The next day we were greeted by Kamalesh Pandianathan, who looks after the quality of coffees at MSP Coffee plantations and a veritable treasure trove of coffee knowledge. We went off on a short hike and saw a few coffee workers waiting for us with large plastic bags. 

Pandianathan tells our intrepid group that we’re taking over from the coffee pickers for 15 minutes to see how many coffee cherries we can collect. The plastic bags were wrapped around us tightly to resemble a dhoti with a huge kangaroo-esque protrusion to collect the cherries. It seemed like a fun activity to do until we were told that the cherries would be sorted and weighed at the end. We jumped in with gusto and were already huffing in the end, only to realise that the coffee pickers work on the estate for eight hours every day doing the same job with more precision. 


Most of the cherries we collected didn’t even make it to the final stage because specialty coffee demands only the best red cherries, Asif M Salim, who heads green bean sourcing for Blue Tokai Coffee Roasters, informed us. It was the first time we realised the enormity of what happens at a coffee plantation. 


Pandianathan then took us through the coffee plantation that has been in existence since the 1920s and further explained the problems gnawing at coffee plantations. He listed out three big problems that every coffee farmer is currently facing that will need urgent intervention lest we start taking our morning cup of coffee for granted. 

The first is – no surprise – climate change. Coffee farmers are unable to predict the rainfall season accurately, leading to huge losses at times. One heavy spell of undue rains and coffee cherries will fall to the ground and dry up, making them unsuitable even for commercial coffee usage. 

The second big problem facing farmers is increased input costs, especially for fertilisers and equipment but mostly for hiring labour, which directly leads to the third biggest problem, which is that no one wants to do manual labour anymore, leading to higher wages and attrition that has left coffee farmers scratching their heads for a solution. 


When we drive down to the estate’s coffee plantation to witness how the cherries turn into green beans, we see the effects of all three problems all at once. Minutes after our arrival, workers scramble to cover coffee beans drying on raised beds as tiny raindrops start falling. A line forms outside a small administrative building where labourers collect their weekly wages.
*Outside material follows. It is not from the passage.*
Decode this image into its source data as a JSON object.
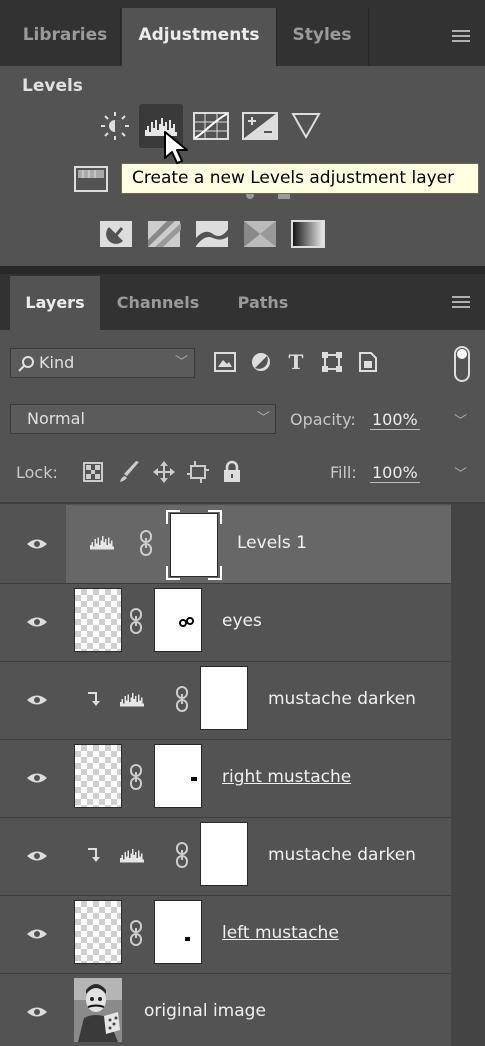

Salim looks up from the queue to the sky and informs us that sourcing green beans is getting more and more difficult with every passing year with no solution in sight. 

For our final coffee experience, the crew organises a coffee cupping session with different MSP Coffee blends. We sniff, taste and write down our observations in the closed environs at Heaven’s Ledge. Outside, the wind is beating hard and visibility and temperatures have dropped alarmingly. 


We conduct the cupping session in relative quiet with just a few a-ha moments from the group but most of us are furtively looking outside, taking in the cool weather while it lasts before we drive back to Bengaluru city’s heat but also acutely aware that this weather isn’t doing any favours to the coffee plants in Yercaud. We leave the cool weather behind before long but with the knowledge that our daily cup of coffee faces multiple threats and that we need to appreciate the entire chain from coffee estates to roasters much more than we currently do. A coffee plantation tour will do that to you too on your next visit, I can assure you. 

Blue Tokai Coffee Roasters organises a few coffee plantation tours every year across different estates. Keep an eye out on their social media pages and email newsletter to keep track of their upcoming tours. Alternately, you could also self-drive to Yercaud and book a stay at Heaven’s Ledge from where getting to MSP Coffee’s estates and coffee processing unit are a short drive away.  

The best time to visit would be between November to February during the harvest cycle. 

Prices start at INR 6160 per night including GST and an additional INR 2310 compulsory food package per adult. 

Photo: Shutterstock; Priyanko Sarkar